By Jocelyn M. DeGroot
You're ready to extend your sympathy to a friend or family member. Here is a primer to navigate common pitfalls and avoid awkward conversations that can potentially hurt your relationship.
Don’t assume someone else is supporting them.
Because of the bystander effect, we often presume others are taking care of the griever, so we sit back without offering support. But grievers notice those who are absent in times of need. It’s not uncommon for them to report surprise in the aftermath of a loss: friends they hadn’t spoken to in years appeared at the funeral or sent heartfelt messages, while those they perceived as close were missing.
Do reach out to someone who has experienced loss, regardless of the closeness of your relationship. A kind word, handwritten card or even a social media post—if you can’t get their mailing address—is all that’s necessary.
Don’t make it about you
Don’t bring up your own experiences with personal loss, at least not right away. You might think you’re being empathetic, but it can come across as disregarding the other’s loss or one-upping their grief. Right now, it’s all about the person you’re trying to comfort. A friend reminded me of the time after her father died and a co-worker compared it to the recent death of her own dog. My friend resented having to feign sympathy for a dog on the same level that she expected it for the loss of a parent.
Do acknowledge the other person’s loss, and give them space to talk about their loved one. Everyone experiences loss in an individual way, and it’s important to respect the person who is grieving in this regard.
Don’t expect the bereaved to follow the 5 Stages of Grief
The well-trodden Kubler-Ross model places the stages of grief into five neat and clean boxes: denial, anger, bargaining, depression, and acceptance. (There's also a book on the sixth stage, Finding Meaning.) However, the grieving process is more accurately described as feelings of shock and numbness, yearning and searching, disorganization and despair, and reorganization and recovery. It's important to note that grief is not linear, nor are the phases mutually exclusive. Each phase blends into the next. A grieving person might experience several phases at one time, or they might oscillate between different phases.
Do allow people to grieve in their own way. There is no prescribed path.
Don’t ignore the loss
The death happened. You don’t have to worry about inadvertently reminding your friend of the death because odds are they’re already thinking of their loved one. If they aren’t, they’ll be happy to know someone else is thinking about them.
Do talk about the person who died. People like to talk about good memories of their friends and family. Sharing a positive story about a loved one is some of the best comfort you can offer. Even better, if the story can make the bereaved laugh.
Don’t assume grief has an expiration date
Grief is messy and can affect the duration of one’s life. Pangs of grief are often triggered by events or places. That’s why the holidays or birthdays can be particularly difficult for bereaved people even years after the death. Further, after the first month or two following the death, support tends to wane as people get back to their lives.
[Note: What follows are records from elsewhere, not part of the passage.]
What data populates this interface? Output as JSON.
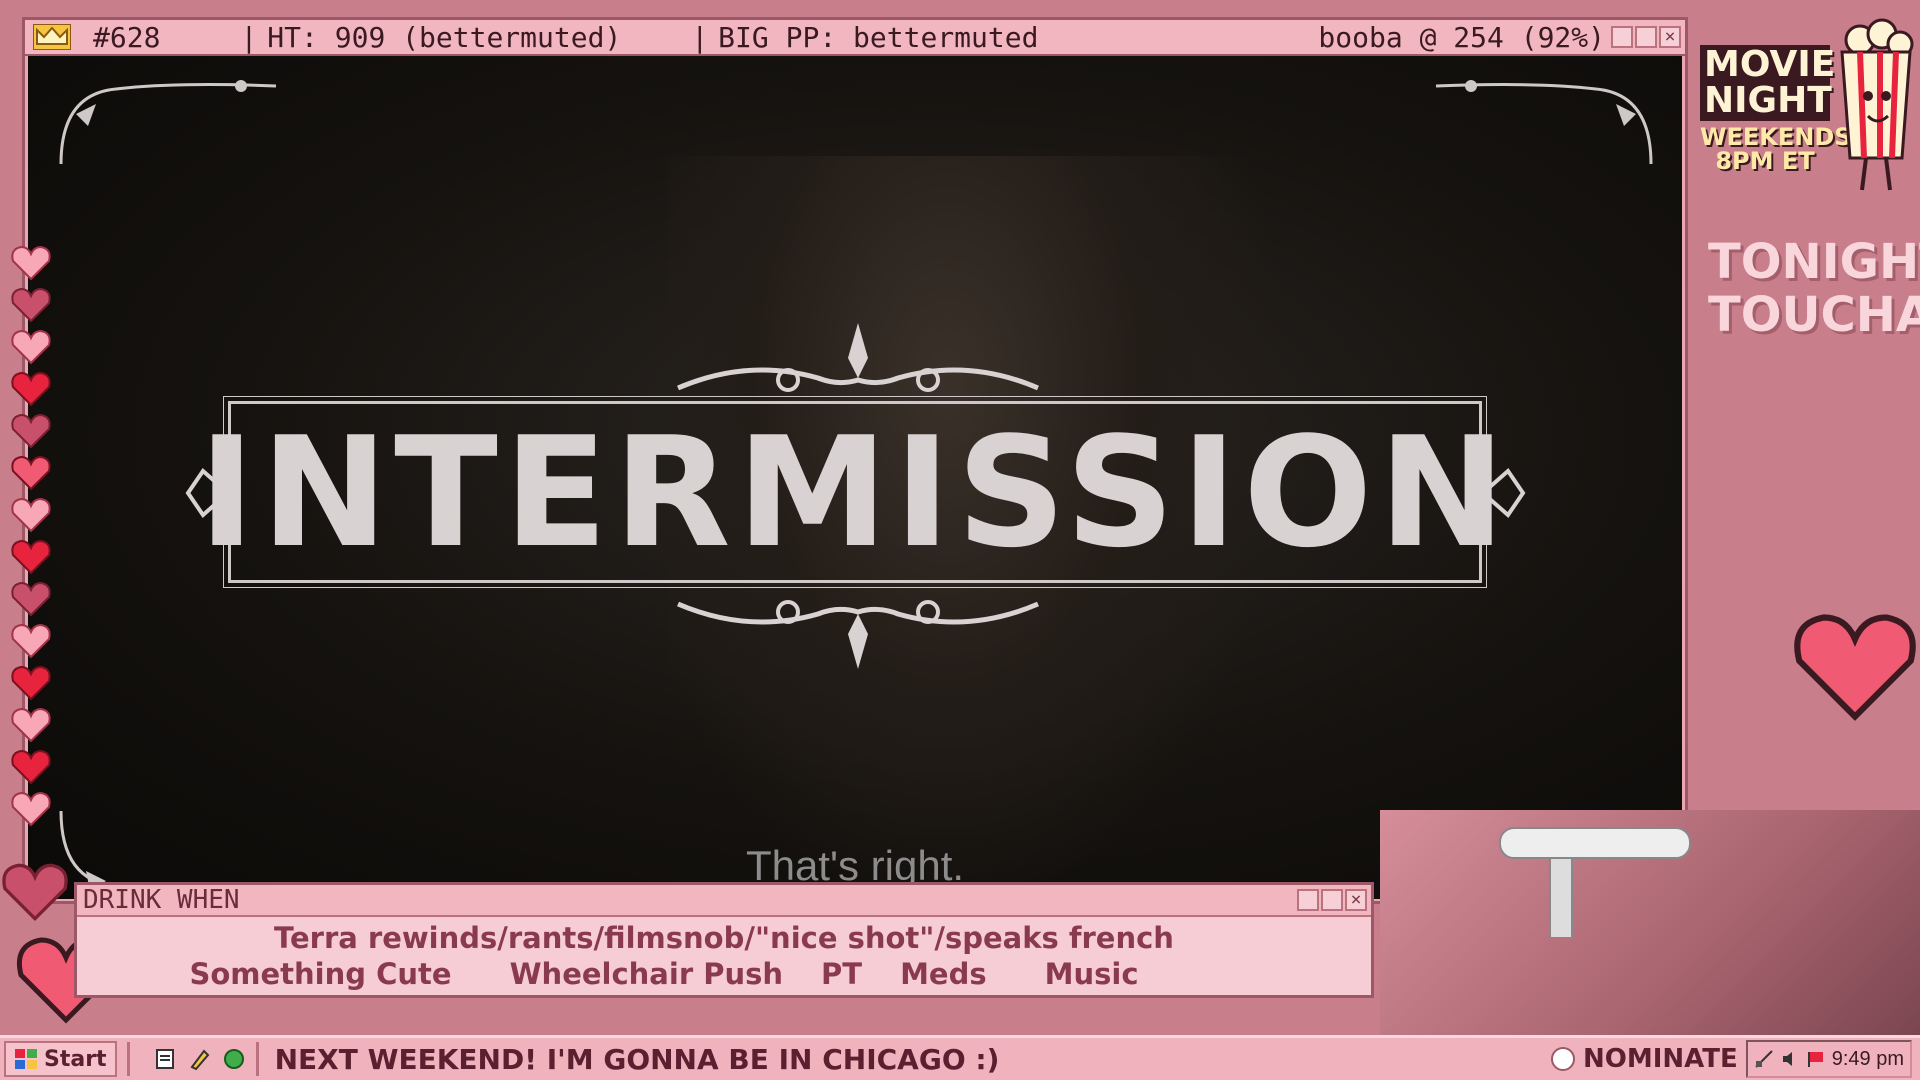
{
  "main_window": {
    "titlebar": {
      "id": "#628",
      "ht": "HT: 909 (bettermuted)",
      "big_pp": "BIG PP: bettermuted",
      "right": "booba @ 254 (92%)"
    },
    "intermission_text": "INTERMISSION",
    "subtitle": "That's right."
  },
  "drink_window": {
    "title": "DRINK WHEN",
    "line1": "Terra rewinds/rants/filmsnob/\"nice shot\"/speaks french",
    "items": [
      "Something Cute",
      "Wheelchair Push",
      "PT",
      "Meds",
      "Music"
    ]
  },
  "taskbar": {
    "start_label": "Start",
    "ticker": "NEXT WEEKEND!  I'M GONNA BE IN CHICAGO :)",
    "nominate_label": "NOMINATE",
    "clock": "9:49 pm"
  },
  "overlay": {
    "movie_night_line1": "MOVIE",
    "movie_night_line2": "NIGHT",
    "movie_night_sub1": "WEEKENDS",
    "movie_night_sub2": "8PM ET",
    "tonight_label": "TONIGHT:",
    "tonight_title": "TOUCHABL"
  },
  "colors": {
    "background": "#c97e8b",
    "window_pink": "#f2b6c0",
    "heart_red": "#e8233d",
    "heart_pink": "#f7a7b6"
  }
}
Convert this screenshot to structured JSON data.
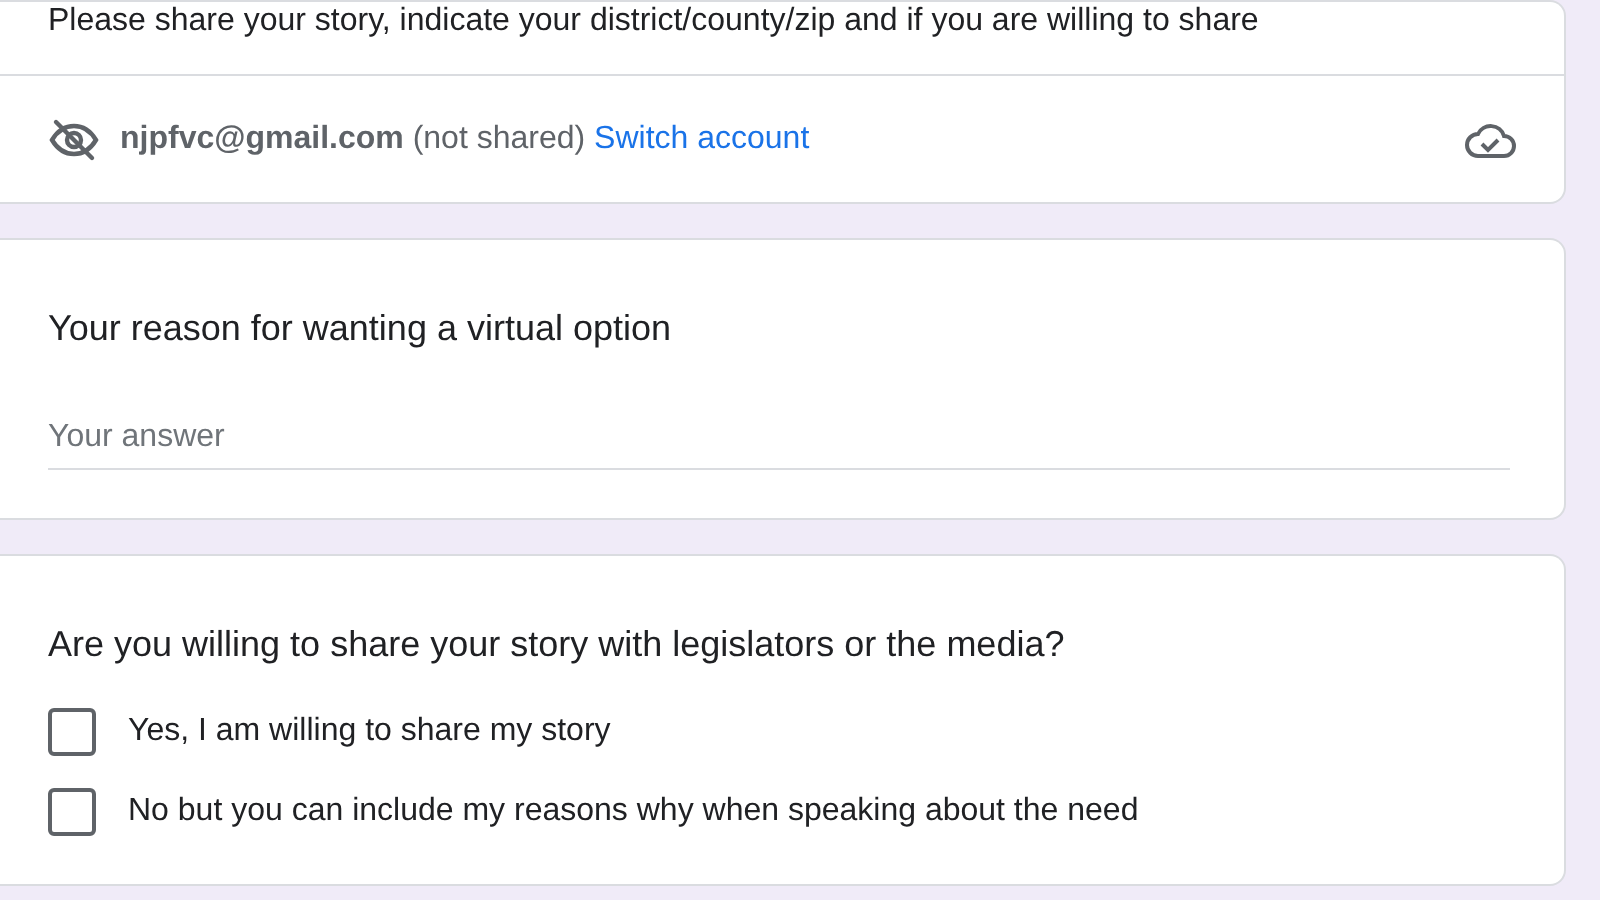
{
  "intro_card": {
    "description": "Please share your story, indicate your district/county/zip and if you are willing to share",
    "account": {
      "email": "njpfvc@gmail.com",
      "status": "(not shared)",
      "switch_link": "Switch account"
    }
  },
  "questions": [
    {
      "kind": "text",
      "title": "Your reason for wanting a virtual option",
      "placeholder": "Your answer"
    },
    {
      "kind": "checkbox",
      "title": "Are you willing to share your story with legislators or the media?",
      "options": [
        {
          "label": "Yes, I am willing to share my story",
          "checked": false
        },
        {
          "label": "No but you can include my reasons why when speaking about the need",
          "checked": false
        }
      ]
    }
  ]
}
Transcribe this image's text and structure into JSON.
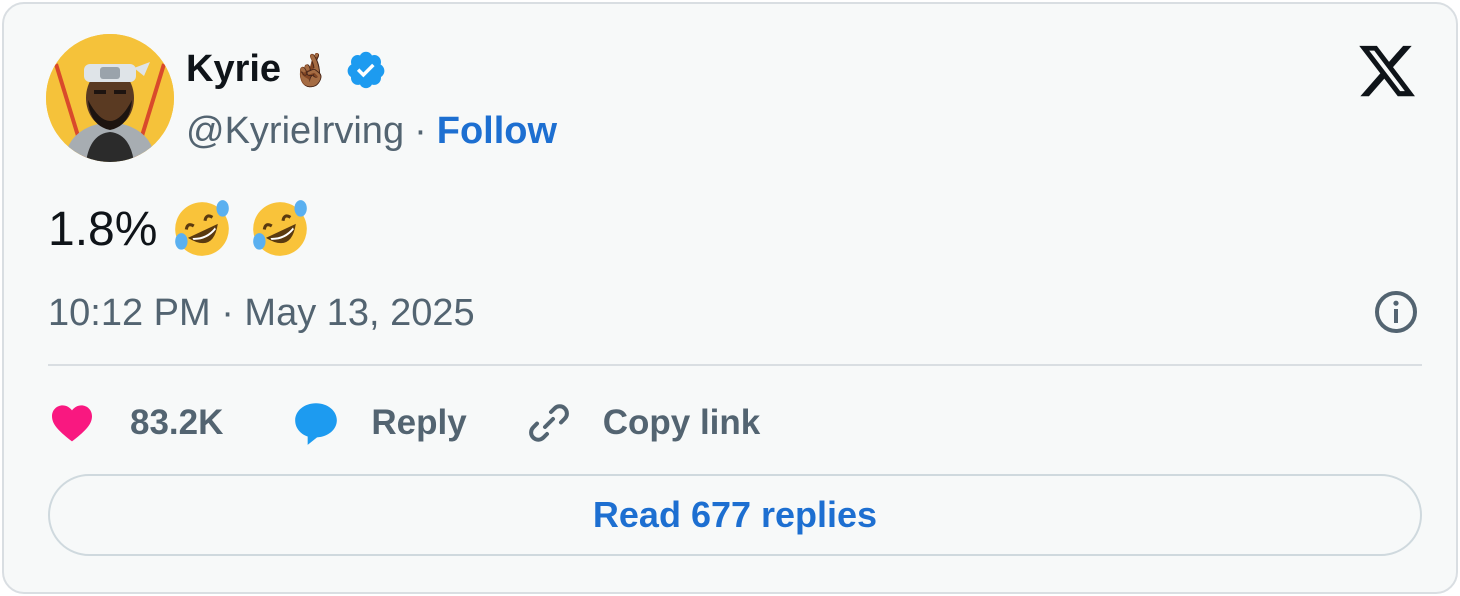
{
  "author": {
    "display_name": "Kyrie",
    "name_emoji": "🤞🏾",
    "handle": "@KyrieIrving",
    "separator": "·",
    "follow_label": "Follow",
    "verified": true
  },
  "tweet": {
    "text": "1.8%",
    "emojis": [
      "rolling-on-floor-laughing",
      "rolling-on-floor-laughing"
    ],
    "timestamp": "10:12 PM · May 13, 2025"
  },
  "actions": {
    "like_count": "83.2K",
    "reply_label": "Reply",
    "copy_link_label": "Copy link"
  },
  "footer": {
    "read_replies_label": "Read 677 replies"
  },
  "icons": {
    "like": "heart-icon",
    "reply": "speech-bubble-icon",
    "copy": "link-icon",
    "info": "info-icon",
    "logo": "x-logo-icon",
    "verified": "verified-badge-icon"
  },
  "colors": {
    "card_background": "#f7f9f9",
    "text_primary": "#0f1419",
    "text_secondary": "#536471",
    "link_blue": "#1d6fd1",
    "heart_pink": "#f91880",
    "reply_blue": "#1d9bf0",
    "verified_blue": "#1d9bf0"
  }
}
Do maintain communication with your friend or family member. Offer sympathy and an ear during unexpected bursts of grief. (You never know when an old picture or favorite coffee order will act as a trigger). And remember the deceased at birthdays and holidays. A phone call, message, or card to the family is a good way to let them know that you still think of their loved one.
If you do break a rule, don’t despair. It’s better to do or say something awkwardly with good intentions than to say nothing at all. Any effort, even if misguided, is better than no effort at all.
Dr. DeGroot is a professor of applied communication studies at Southern Illinois University Edwardsville. She works with Wishbar to craft grief messages.